INCHEON, SOUTH KOREA: China produced a customary flourish of four gold medals along with two Asian records and three Games records as the week-long track and field competitions approached their conclusion at the 2014 Incheon Asian Games here late on Thursday.
The Chinese swelled their athletics medals tally to a dominant 39 at the Main Stadium with just the men’s marathon race left to be held on Friday morning.
After enduring a couple of subdued evenings due to the dominance of runners from Gulf countries, the Chinese athletes signed off on the best possible note to stamp their class as the continent’s superpower in track and field, besides other sports.
China’s Zhao Qinggang began the record chase after he hurled the javelin to 89.15 metres, well past the Asian record of 87.60 set by Japan’s Kazuhiro Mizoguchi in May 1989. The 29-year-old also bettered the Asian Games mark of 83.38 by China’s Zhang Lianbiao, which had been set at the 1994 Hiroshima Games.
China’s 4x100-metre men’s relay team then replicated Zhao’s feat as they re-wrote the Asian and Games records with a time of 37.99sec. The old Asian record of 38.03s stood in the name of Japan, while the old Games mark of 38.78s belonged to China.
The 4x100-metre women’s relay team also set a new Games record of 42.83sec, less than a second faster than their existing mark of 43.36s set at the 1998 Bangkok Games.
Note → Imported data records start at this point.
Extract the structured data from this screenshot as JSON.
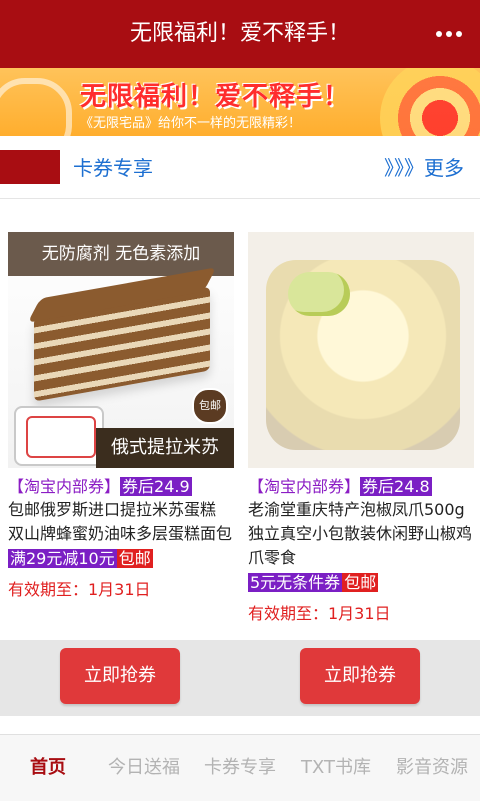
{
  "header": {
    "title": "无限福利！爱不释手！",
    "more_icon": "more-icon"
  },
  "banner": {
    "slogan": "无限福利！爱不释手！",
    "subtitle": "《无限宅品》给你不一样的无限精彩！"
  },
  "section": {
    "label": "卡券专享",
    "more": "》》》更多"
  },
  "products": [
    {
      "image": {
        "top_text": "无防腐剂  无色素添加",
        "badge": "包邮",
        "bottom_label": "俄式提拉米苏"
      },
      "tag": "【淘宝内部券】",
      "price": "券后24.9",
      "title": "包邮俄罗斯进口提拉米苏蛋糕 双山牌蜂蜜奶油味多层蛋糕面包",
      "coupon1": "满29元减10元",
      "coupon2": "包邮",
      "expire": "有效期至：1月31日",
      "button": "立即抢券"
    },
    {
      "image": {
        "top_text": "",
        "badge": "",
        "bottom_label": ""
      },
      "tag": "【淘宝内部券】",
      "price": "券后24.8",
      "title": "老渝堂重庆特产泡椒凤爪500g独立真空小包散装休闲野山椒鸡爪零食",
      "coupon1": "5元无条件券",
      "coupon2": "包邮",
      "expire": "有效期至：1月31日",
      "button": "立即抢券"
    }
  ],
  "tabs": [
    "首页",
    "今日送福",
    "卡券专享",
    "TXT书库",
    "影音资源"
  ],
  "active_tab": 0,
  "colors": {
    "brand": "#a80d12",
    "accent_purple": "#7b1fc4",
    "accent_red": "#e02020",
    "link_blue": "#1d6fd1"
  }
}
After India’s men’s hockey team had edged Pakistan in a tense shoot-out across the city, the Indian women signed off in style with a new Games record of 3min 30.80sec in the 4x400-metre relay to see off the more fancied Japan and China teams. The old Games record set by India in Guangzhou four years ago stood at 3:29.02.
Earlier, the UAE’s hopes of another two medals in the women’s 5,000 metres remained unfulfilled after Bahrain’s Maryam Yousuf Jamal completed a double by adding to her record-breaking gold in the 1,500 metres two days earlier.
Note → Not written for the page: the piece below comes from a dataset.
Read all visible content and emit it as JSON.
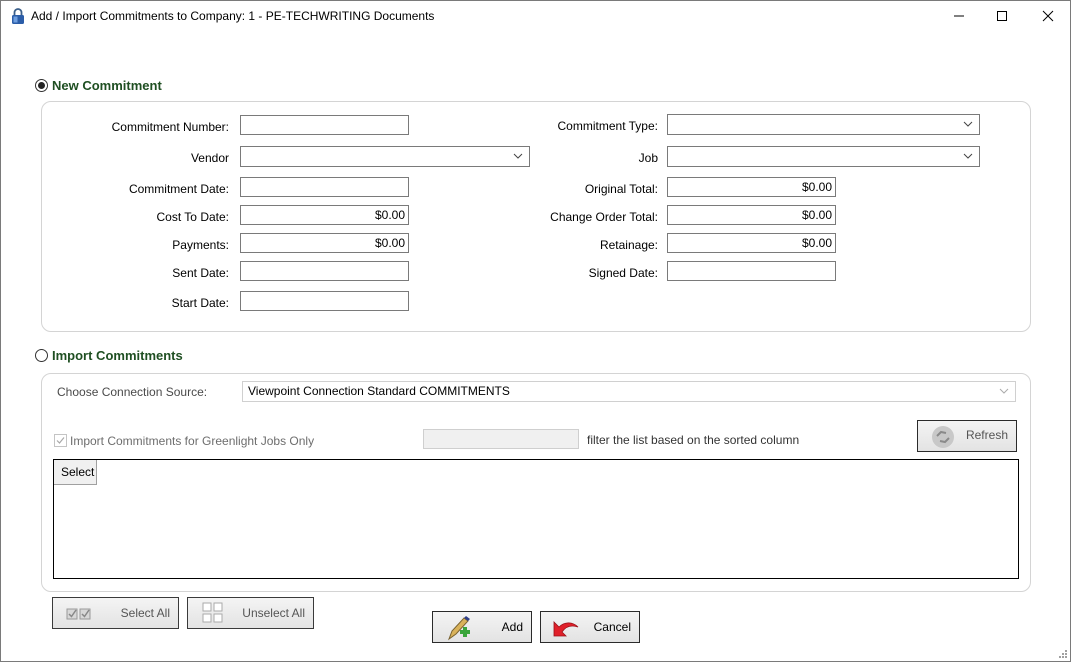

In a fast race, Japanese duo Riko Matsuzaki and Misaki Onishi set the tone while the two UAE runners — Aliah Saeed Mohammad and Betlhem Desalegn — did well to keep chase. Eventually, Bahrain’s Mimi Belete took over the pack from China’s Ding Changgin.
But, with two laps to go, Jamal made her move and the race turned into an all-Bahrain affair, with the more accomplished Jamal eventually finding a final kick to go past her colleague Belete, while China’s Changgin followed to take the bronze.
Mohammad ended in sixth place with a personal best of 15:30.46, while Desalegn completed a Games to forget as she came tenth in a slow time of 15:49.60, well below her personal best of 15:12.84.
In the men’s 10,000 metres, Bahrain’s Elhassan Elabbassi won in 28:11.20, leaving Suguru Osako of Japan in second and Saudi Arabia’s Tariq Ahmad Al Amri third.
4x100-metres relay: 1. China 37.99s, 2. Japan 38.49, 3. Hong Kong 38.98
4x400-metres relay: 1. Japan 3:01.88, 2. South Korea 3:04.03, 3. Saudi Arabia 3:04.03
Triple jump: 1. Cao Shuo (CHN) 17.30 metres, 2. Dong Bin (CHN) 16.95, 3. Kim Deok-hyeon (KOR) 16.93
Javelin: 1. Zhao Qinggang (CHN) 89.15 metres, 2. Ryohei Arai (JPN) 84.42, 3. Ivan Zaytsev (UZB) 83.68
5,000 metres: 1. Maryam Yousuf Jamal (BRN) 14:59.69, 2. Mimi Belete (BRN) 15:00.87, 3. Ding Changgin (CHN) 15:12.51
Marathon: 1. Eunice Jepkirui Kirwa (BRN) 2:25:37, 2. Ryoko Kizaki (JPN) 2:25:50, 3. Lishan Dula Gemgchu (BRN) 2:33:13
4x100-metres relay: 1. China 42.38, 2. Kazakhstan 43.90, 3. Japan 44.05
4x400m-metres relay: 1. India 3:28.68, 2. Japan 3:30.80, 3. China 3:32.02
High jump: 1. Svetlana Radzivil (UZB) 1.94 metres, 2. Zheng Xingjuan (CHN) 1.92, 3. Nadiya Dusanova (UZB) 1.89